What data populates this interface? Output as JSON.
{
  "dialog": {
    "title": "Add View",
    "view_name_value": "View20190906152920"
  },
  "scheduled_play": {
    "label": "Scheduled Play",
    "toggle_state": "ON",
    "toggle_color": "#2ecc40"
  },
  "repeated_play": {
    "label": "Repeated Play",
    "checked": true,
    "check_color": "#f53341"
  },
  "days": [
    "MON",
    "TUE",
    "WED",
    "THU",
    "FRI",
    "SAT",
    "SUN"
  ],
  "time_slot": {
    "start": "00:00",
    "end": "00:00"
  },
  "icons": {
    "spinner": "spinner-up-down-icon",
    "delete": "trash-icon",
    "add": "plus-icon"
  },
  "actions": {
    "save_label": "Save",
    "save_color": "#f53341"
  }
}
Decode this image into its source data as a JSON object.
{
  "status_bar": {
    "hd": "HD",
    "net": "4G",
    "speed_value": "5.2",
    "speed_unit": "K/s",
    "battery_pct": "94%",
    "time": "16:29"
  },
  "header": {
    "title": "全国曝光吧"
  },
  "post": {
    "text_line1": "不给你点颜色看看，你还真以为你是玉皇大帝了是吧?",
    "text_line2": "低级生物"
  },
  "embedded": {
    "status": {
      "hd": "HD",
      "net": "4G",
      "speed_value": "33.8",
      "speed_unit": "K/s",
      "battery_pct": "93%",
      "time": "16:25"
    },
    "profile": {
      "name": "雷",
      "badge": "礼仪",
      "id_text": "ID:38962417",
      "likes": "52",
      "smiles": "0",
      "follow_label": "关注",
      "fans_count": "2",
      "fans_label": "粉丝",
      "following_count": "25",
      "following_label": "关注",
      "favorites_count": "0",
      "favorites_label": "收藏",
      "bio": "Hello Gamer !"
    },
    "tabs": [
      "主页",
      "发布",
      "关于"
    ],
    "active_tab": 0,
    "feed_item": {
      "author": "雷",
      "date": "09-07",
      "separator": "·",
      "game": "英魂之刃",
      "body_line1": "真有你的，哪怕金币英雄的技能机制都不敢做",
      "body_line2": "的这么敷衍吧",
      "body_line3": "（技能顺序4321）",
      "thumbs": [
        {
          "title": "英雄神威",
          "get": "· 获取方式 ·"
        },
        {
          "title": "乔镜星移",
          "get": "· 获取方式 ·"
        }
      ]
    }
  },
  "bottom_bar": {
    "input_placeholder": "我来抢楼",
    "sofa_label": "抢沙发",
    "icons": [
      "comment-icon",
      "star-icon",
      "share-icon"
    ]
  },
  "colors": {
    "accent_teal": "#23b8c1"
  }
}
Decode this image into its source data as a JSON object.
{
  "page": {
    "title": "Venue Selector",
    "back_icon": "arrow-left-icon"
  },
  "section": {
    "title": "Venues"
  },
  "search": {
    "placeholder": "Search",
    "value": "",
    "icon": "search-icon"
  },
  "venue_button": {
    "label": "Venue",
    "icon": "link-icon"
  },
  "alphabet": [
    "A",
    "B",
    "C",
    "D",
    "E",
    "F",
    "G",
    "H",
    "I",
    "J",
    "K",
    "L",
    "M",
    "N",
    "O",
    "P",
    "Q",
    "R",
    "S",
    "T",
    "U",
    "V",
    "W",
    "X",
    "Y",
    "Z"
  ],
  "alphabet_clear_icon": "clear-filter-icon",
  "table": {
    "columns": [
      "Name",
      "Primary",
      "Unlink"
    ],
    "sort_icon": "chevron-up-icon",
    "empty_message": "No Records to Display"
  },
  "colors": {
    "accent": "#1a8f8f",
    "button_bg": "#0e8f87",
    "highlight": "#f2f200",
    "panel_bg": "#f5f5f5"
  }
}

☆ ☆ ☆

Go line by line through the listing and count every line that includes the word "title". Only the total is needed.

• Final answer:
6